About Gary Schwartz:
ary Schwartz is an award-winning, TV and film actor, director, comedian and a master improvisational acting coach whose 30 years as a performer and improv teacher has helped transform the lives of thousands of people, both on- and off-screen.
It was Gary’s 18-year association with world-renowned theater educator and author, Viola Spolin – famous for training the very first improvisational theater troupe in the US which led to the creation of today’s well-known Second City improv troupe – that has provided the foundation for his work today. In 1988 Gary co-founded the Spolin Players improv troupe (www.spolinplayers.com), and is the only master teacher to have ever earned an endorsement from both Viola Spolin and her son, the legendary original director of Second City, Paul Sills.
Originally from New York State, Gary began his professional career as a mime at age 13, performing up and down the Hudson River with Pete Seegar, Arlo Guthrie and other great folk entertainers of the 60’s. In the 70’s and 80’s he appeared in numerous film and television projects including the Oscar-winning feature film Quest for Fire and 65 episodes of the Emmy-winning TV series Zoobilee Zoo, with Ben Vereen. Since then, as a voice actor, Gary has gone on to work with Robert Redford, Barbra Streisand, Tim Burton, Kenneth Brannagh and many other well-known directors. Details of his extensive acting career are available at IMDB.com. (www.imdb.com/name/nm0777229).
Today, Gary is a passionate, dynamic improv coach and facilitator. He is the founder of Improv Odyssey, an exciting approach to changing the way people work and play, entirely based on Spolin’s techniques. He serves on the counsel of the newlyformed Actors Guild SAG-AFTRA, Seattle branch, and is the founder and Artistic Director of the Seattle area Valley Center Stage Community Theater.
Currently Gary resides in North Bend WA. He is founder of The Valley Center Stage, North Bend’s Community Theater. He teaches theater games locally and around the world. He also teaches acting for animation and writes on Spolin’s work.
What inspires you to write?
I had the.idea when I was eleven years old: I was told by my mother that I was good-for-nothing. I wondered if I could more than that. Maybe I was average or could be. Maybe I could be more average than anyone else. The very idea made a shy boy who suffered from poor self-esteem feel suddenly special. Growing up, I wanted to be invisible and escape notice in an abusive home. Now I had a mission. It led to a successful acting career.

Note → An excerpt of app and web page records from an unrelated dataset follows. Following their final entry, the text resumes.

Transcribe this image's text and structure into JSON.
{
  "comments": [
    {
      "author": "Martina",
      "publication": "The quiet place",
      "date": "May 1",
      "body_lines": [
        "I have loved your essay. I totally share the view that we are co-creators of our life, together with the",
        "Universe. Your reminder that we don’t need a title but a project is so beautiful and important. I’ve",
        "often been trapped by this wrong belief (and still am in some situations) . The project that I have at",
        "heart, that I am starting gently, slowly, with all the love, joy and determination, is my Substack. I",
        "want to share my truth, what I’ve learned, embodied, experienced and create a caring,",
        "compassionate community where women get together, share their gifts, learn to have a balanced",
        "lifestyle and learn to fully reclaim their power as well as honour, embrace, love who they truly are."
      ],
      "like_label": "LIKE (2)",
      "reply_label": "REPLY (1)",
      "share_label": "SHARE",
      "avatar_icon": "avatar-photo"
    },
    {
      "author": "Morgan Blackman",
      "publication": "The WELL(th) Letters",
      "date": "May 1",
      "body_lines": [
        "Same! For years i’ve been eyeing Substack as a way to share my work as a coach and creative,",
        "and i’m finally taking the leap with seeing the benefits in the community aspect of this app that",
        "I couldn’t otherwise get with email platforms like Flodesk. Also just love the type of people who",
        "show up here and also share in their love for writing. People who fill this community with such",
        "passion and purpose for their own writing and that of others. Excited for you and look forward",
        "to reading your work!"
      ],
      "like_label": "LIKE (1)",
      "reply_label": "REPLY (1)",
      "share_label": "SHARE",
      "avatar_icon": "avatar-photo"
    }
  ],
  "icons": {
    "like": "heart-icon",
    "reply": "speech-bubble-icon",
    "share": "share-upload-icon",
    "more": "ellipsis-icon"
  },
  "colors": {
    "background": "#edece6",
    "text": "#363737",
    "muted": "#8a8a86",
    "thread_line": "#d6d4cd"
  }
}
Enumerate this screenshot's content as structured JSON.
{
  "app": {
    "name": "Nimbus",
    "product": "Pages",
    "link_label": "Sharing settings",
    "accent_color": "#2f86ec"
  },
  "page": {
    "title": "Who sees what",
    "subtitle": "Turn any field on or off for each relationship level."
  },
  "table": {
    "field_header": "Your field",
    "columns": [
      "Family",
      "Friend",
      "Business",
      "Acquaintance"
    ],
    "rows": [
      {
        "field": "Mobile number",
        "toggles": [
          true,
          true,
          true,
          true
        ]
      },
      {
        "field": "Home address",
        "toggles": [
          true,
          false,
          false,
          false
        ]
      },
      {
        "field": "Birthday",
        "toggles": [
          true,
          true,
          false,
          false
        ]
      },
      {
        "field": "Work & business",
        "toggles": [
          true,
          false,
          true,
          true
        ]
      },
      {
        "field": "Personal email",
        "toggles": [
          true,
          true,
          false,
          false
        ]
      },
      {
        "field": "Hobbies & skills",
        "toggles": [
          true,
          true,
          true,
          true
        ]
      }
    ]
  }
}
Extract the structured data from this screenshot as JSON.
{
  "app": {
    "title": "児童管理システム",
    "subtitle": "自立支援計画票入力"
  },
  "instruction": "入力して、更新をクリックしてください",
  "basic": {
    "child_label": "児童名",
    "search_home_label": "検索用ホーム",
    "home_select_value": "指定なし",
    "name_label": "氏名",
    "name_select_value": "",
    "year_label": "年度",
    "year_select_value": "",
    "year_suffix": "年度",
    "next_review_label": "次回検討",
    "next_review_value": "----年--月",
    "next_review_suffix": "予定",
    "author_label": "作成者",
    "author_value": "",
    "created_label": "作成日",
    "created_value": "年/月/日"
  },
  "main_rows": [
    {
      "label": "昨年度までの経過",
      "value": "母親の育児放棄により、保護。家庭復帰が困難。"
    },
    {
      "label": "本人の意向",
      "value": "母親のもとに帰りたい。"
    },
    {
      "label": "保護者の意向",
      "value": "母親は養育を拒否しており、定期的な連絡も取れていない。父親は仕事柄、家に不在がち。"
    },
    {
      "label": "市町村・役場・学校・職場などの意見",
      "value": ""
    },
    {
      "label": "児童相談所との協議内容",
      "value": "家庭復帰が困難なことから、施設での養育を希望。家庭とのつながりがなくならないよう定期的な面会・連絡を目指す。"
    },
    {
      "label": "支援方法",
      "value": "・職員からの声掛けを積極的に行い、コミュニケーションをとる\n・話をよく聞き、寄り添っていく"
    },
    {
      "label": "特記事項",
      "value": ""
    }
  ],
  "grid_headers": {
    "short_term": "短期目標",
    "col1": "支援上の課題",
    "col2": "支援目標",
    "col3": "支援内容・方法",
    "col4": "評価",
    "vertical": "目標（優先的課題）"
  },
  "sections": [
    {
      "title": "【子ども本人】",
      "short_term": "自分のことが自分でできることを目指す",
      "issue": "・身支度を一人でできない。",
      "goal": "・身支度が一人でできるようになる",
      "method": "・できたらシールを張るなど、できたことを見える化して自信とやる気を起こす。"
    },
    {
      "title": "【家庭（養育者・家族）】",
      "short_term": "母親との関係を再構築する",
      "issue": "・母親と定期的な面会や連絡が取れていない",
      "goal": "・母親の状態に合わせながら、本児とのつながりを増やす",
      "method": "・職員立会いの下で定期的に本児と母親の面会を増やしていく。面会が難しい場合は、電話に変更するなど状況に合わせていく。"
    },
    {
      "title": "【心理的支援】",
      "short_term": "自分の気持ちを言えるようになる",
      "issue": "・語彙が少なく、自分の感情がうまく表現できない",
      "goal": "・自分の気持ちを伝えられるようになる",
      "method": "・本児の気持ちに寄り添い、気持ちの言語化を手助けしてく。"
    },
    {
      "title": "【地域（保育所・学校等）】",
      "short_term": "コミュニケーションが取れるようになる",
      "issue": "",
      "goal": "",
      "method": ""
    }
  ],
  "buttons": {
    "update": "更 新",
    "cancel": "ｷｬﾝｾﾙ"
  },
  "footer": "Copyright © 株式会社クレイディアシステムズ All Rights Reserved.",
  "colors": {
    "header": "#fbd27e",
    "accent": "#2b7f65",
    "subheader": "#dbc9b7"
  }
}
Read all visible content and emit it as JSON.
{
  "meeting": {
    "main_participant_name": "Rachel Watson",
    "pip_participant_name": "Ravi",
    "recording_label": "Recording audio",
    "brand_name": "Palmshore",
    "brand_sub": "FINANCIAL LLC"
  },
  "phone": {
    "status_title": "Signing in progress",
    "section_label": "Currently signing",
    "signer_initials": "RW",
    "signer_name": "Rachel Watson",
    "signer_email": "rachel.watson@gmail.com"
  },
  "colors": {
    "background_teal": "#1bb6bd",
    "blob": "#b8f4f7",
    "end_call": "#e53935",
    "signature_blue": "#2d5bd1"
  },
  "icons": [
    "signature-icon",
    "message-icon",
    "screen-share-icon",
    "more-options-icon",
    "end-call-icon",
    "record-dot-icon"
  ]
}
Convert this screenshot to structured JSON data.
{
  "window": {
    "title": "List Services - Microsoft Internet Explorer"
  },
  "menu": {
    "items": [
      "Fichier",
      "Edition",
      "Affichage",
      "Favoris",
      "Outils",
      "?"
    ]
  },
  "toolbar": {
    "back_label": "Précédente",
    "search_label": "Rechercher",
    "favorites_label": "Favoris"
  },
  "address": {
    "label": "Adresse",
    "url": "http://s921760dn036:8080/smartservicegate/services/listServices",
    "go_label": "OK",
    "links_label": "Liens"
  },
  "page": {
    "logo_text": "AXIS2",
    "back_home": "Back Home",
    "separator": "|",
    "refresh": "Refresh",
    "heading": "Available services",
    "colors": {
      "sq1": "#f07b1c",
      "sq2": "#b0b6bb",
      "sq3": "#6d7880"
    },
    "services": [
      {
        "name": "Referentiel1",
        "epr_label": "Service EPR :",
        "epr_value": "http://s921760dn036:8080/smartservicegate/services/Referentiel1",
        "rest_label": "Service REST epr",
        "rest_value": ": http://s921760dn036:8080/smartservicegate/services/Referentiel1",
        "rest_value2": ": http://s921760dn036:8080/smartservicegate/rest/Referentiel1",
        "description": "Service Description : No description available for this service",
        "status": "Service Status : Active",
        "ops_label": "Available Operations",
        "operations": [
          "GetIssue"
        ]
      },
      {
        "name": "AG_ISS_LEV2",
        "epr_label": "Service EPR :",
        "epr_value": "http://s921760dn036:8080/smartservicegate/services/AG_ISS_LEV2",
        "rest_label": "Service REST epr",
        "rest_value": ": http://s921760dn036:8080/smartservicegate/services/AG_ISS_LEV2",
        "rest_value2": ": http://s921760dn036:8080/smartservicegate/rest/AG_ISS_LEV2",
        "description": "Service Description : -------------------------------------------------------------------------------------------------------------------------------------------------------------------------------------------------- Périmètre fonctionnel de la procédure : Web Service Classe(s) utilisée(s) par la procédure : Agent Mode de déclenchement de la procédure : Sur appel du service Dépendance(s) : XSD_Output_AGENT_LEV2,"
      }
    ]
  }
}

One way that helped me cope was developing a sense of humor. By studying comedians on Ed Sullivan and practicing impressions, I could make kids at the school lunch table laugh. Two years later at age 13, I got a chance to perform up and down the Hudson River with Pete Seeger and the great folk entertainers of the 1960s. My show business career had started.
The King of Average combines the wit and wordplay found in my favorite book, The Phantom Tollbooth. My book is a similar tale – that of an average boy travelling his emotional landscape in the Realm of Possibility. He befriends a talking scapegoat named Mayor Culpa, a professional optimist and an equally professional pessimist called Kiljoy, and goes on a journey to reclaim his self-esteem and authenticity.
Tell us about your writing process.
I wrote this first book as a seat of the pants and had to go back to fix a lot of stuff. The gush was fun, but when I sat back after the fade of accomplishment, it was terrible writing.
I got a mentor and editor and it took two years of re-writes to make it a book that more than I would want to read.
For Fiction Writers: Do you listen (or talk to) to your characters?
My favorite thing is dialogue. I hear and understand why people say the things they do and love to act each exchange, playing multiple parts at the keyboard.
The characters respond to each other and I simply put it down.
What advice would you give other writers?
Be more disciplined than me. I wait for the rush of inspiration and I know I should just write something – anything – every day. But I don’t.
How did you decide how to publish your books?
Once I got the manuscript back the second time from my mentor and had every friend who wrote put their edits and suggestions in, I got an email from my writing coach saying, ‘congratulations, you now have a book. Good luck.’
Then came the task of finding an agent or publisher before resorting to self-publishing. It only took 60 rejections to get some interest.
What do you think about the future of book publishing?
It’s becoming a new world fast. I try to keep up and listen to old ways and want to know what works for everyone. I’m willing to do whatever it takes to make this book take off. Social media, book fairs, paid reviews, regular reviews and personal appearances.
And find time to write the next one too.
What do you use?: Professional Editor, Professional Cover Designer, Beta Readers
What genres do you write?: Children’s fantasy, Young adult, essays on improvisation.
What formats are your books in?: Both eBook and Print
All information in this post is presented “as is” supplied by the author. We don’t edit to allow you the reader to hear the author in their own voice.